Segment Start: DATA SHOWN

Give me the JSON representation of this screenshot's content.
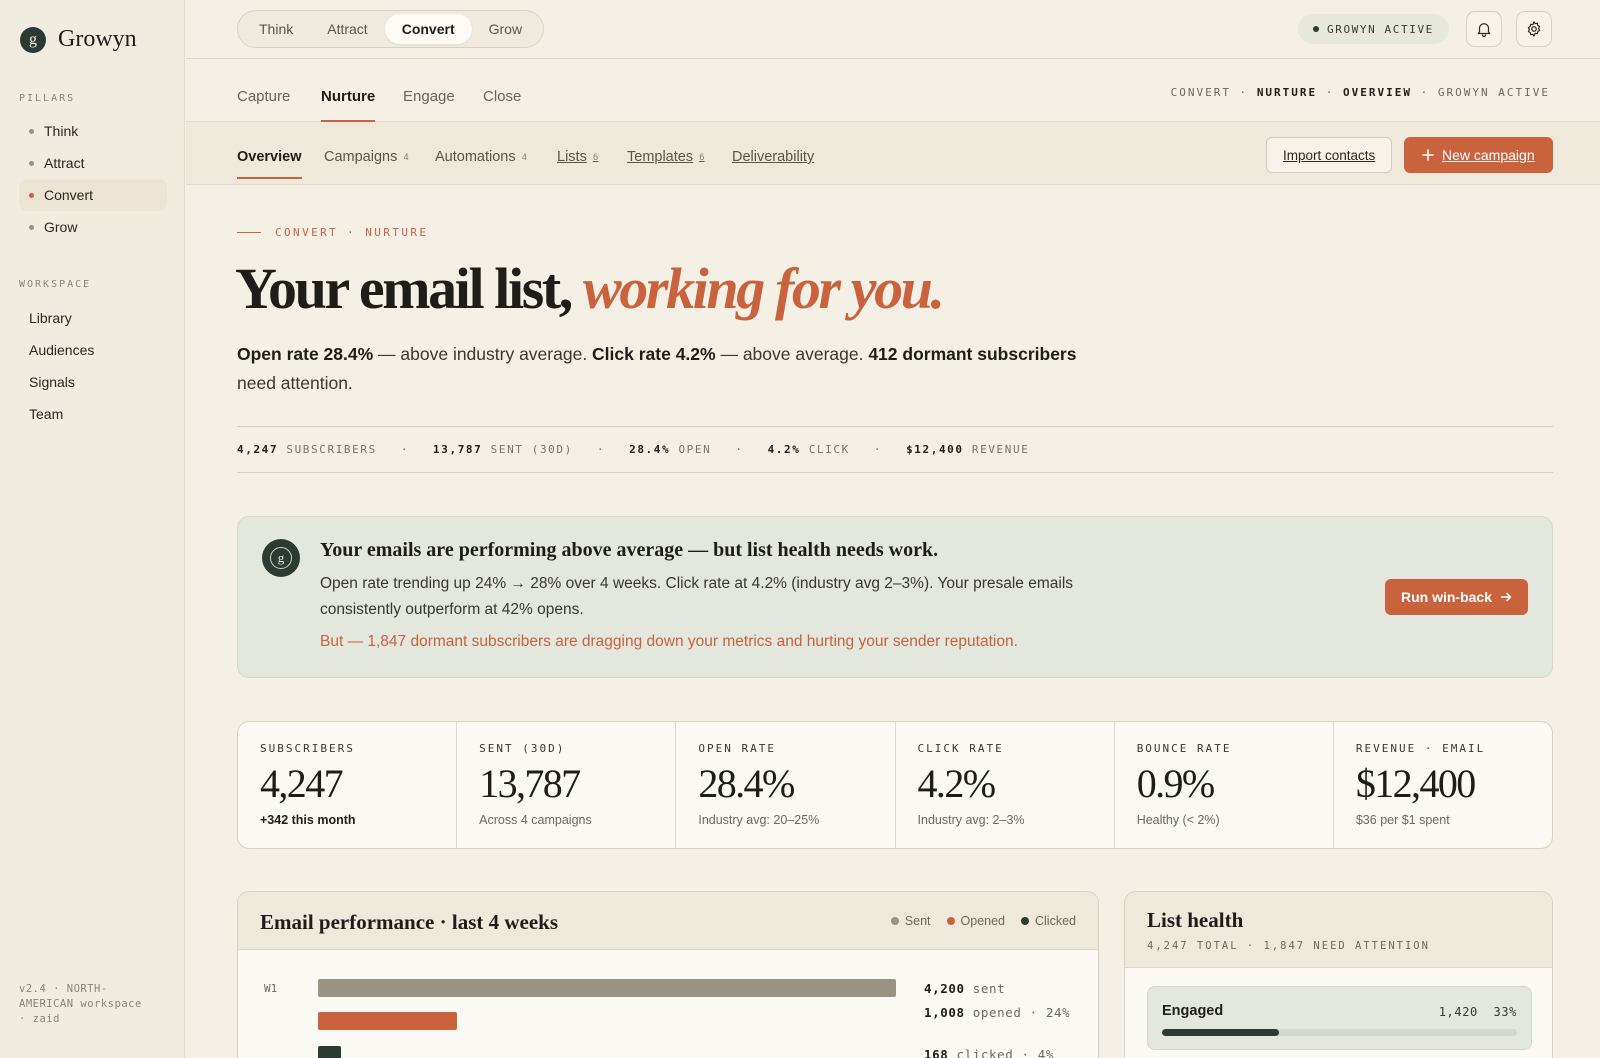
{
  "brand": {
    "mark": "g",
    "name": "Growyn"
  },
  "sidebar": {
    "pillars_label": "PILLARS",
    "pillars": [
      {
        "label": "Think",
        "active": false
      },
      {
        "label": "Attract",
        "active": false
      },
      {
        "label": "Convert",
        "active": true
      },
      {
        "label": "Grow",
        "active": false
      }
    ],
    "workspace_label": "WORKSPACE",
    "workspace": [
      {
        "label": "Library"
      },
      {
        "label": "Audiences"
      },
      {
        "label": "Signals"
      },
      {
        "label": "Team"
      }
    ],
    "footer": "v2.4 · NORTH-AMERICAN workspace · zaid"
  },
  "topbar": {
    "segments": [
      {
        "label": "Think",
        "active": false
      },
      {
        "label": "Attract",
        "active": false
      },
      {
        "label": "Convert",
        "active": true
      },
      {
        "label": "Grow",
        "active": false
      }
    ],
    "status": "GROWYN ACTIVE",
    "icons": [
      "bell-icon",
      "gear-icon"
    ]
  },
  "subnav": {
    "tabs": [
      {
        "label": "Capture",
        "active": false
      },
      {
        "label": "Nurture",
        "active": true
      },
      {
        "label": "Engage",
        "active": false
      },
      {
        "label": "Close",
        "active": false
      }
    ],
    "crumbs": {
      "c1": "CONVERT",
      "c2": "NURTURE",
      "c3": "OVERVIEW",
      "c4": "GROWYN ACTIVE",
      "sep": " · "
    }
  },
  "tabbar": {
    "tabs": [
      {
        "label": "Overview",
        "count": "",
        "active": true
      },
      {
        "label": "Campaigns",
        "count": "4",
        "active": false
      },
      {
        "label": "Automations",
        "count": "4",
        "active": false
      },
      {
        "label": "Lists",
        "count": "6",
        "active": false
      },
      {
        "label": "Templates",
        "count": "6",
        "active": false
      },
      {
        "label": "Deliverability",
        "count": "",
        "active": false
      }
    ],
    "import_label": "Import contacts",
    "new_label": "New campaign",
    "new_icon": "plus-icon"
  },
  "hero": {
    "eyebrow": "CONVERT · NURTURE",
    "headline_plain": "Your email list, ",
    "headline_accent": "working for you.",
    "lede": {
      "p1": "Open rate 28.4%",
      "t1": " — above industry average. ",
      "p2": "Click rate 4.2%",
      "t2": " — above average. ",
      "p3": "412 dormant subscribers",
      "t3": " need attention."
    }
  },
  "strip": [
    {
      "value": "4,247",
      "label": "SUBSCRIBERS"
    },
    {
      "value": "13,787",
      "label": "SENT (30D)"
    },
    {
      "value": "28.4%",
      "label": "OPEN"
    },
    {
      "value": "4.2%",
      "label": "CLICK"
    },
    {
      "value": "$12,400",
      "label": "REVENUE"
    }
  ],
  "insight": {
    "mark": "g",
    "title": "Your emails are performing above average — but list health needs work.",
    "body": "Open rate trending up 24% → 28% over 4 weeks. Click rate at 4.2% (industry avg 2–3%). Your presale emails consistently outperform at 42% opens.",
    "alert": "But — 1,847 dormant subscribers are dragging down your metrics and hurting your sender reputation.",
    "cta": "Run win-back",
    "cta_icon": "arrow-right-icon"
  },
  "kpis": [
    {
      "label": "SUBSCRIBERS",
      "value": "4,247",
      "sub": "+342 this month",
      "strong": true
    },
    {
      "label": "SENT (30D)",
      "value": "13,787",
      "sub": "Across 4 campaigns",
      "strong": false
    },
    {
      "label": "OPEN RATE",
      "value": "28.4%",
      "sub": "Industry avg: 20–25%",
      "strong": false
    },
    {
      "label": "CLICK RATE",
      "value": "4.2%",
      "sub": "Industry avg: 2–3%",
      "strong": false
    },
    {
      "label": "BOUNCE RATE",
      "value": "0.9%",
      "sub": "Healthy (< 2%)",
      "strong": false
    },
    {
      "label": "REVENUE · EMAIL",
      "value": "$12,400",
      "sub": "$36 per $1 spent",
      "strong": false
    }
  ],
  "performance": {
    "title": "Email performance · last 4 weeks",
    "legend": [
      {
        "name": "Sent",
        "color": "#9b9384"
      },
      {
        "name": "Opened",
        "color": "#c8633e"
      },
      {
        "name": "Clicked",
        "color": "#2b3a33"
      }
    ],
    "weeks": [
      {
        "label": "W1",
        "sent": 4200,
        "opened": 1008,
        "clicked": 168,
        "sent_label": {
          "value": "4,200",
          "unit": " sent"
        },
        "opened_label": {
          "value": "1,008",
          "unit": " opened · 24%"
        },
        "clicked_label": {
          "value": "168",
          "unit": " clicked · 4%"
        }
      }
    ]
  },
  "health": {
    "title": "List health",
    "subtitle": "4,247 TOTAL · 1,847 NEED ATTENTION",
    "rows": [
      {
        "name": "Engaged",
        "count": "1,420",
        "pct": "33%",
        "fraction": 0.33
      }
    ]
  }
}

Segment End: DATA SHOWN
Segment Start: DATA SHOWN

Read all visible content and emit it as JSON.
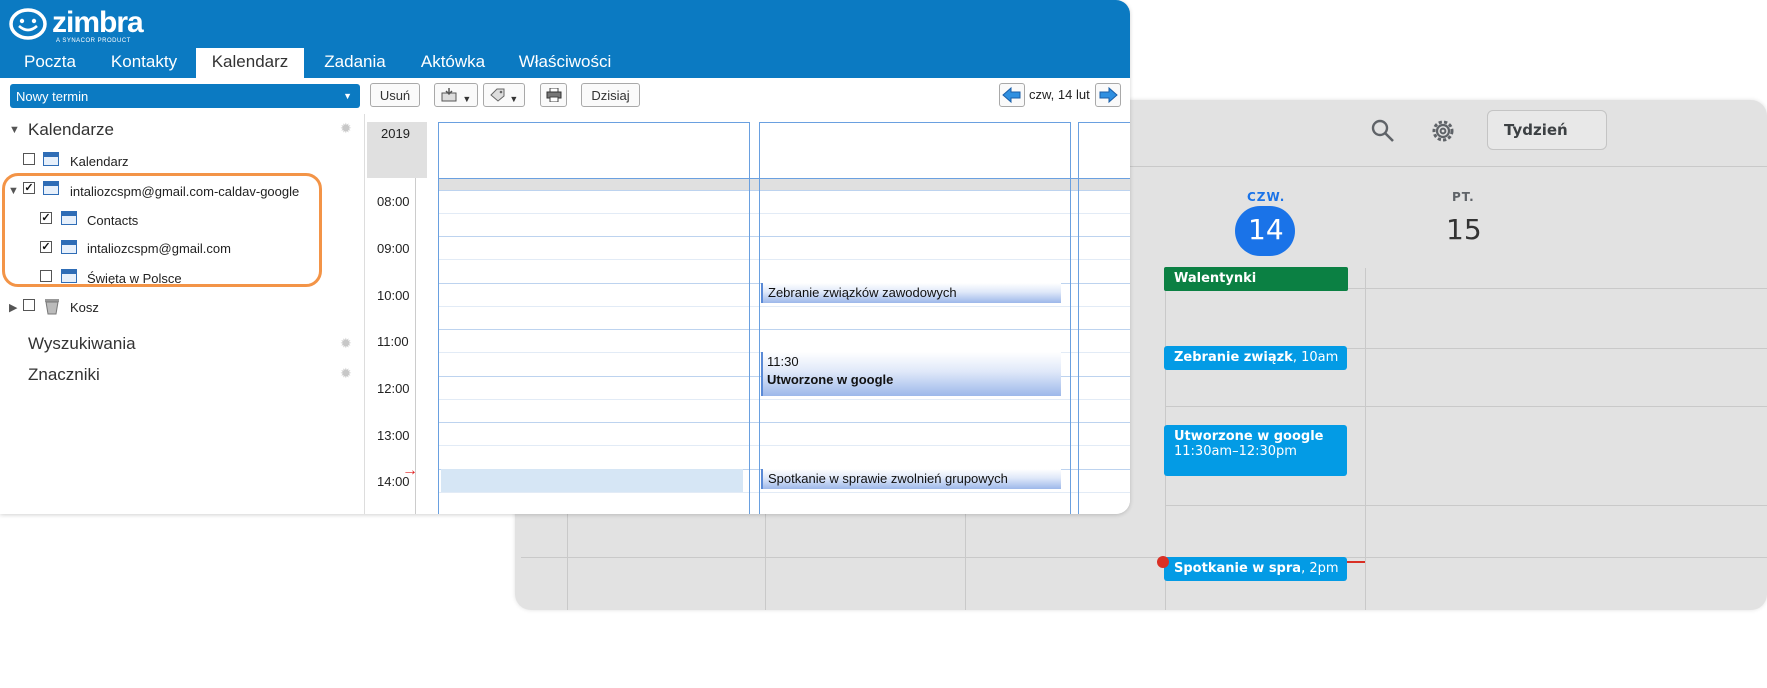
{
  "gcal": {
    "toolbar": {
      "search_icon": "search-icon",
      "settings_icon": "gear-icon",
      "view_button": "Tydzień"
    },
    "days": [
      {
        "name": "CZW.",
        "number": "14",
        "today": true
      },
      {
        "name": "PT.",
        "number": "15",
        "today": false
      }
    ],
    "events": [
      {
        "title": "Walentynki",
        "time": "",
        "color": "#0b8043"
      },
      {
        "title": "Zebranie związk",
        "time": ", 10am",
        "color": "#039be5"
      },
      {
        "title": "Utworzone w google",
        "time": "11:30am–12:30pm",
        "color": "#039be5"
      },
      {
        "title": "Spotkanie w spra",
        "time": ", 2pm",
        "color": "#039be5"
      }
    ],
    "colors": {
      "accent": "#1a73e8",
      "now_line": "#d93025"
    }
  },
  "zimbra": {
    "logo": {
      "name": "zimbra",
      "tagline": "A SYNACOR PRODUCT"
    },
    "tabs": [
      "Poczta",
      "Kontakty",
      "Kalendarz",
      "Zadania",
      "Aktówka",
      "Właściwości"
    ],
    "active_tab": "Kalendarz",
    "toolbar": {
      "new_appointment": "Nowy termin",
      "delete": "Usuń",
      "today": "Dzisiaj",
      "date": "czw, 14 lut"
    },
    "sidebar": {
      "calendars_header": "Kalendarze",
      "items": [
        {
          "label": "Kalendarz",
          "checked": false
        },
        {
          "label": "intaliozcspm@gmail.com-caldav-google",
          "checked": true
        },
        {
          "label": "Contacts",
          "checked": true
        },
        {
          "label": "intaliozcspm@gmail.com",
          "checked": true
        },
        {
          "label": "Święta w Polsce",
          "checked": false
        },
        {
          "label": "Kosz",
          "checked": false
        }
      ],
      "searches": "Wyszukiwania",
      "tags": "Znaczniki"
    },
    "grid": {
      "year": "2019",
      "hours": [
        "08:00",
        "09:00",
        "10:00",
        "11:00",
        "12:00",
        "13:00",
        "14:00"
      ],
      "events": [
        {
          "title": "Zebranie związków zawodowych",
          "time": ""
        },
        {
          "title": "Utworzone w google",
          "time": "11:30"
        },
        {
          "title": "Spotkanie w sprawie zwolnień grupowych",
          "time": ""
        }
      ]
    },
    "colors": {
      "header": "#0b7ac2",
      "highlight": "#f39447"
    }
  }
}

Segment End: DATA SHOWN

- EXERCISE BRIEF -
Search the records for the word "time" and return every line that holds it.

- TASK ANSWER -
        "time": "",
        "time": ", 10am",
        "time": "11:30am–12:30pm",
        "time": ", 2pm",
          "time": ""
          "time": "11:30"
          "time": ""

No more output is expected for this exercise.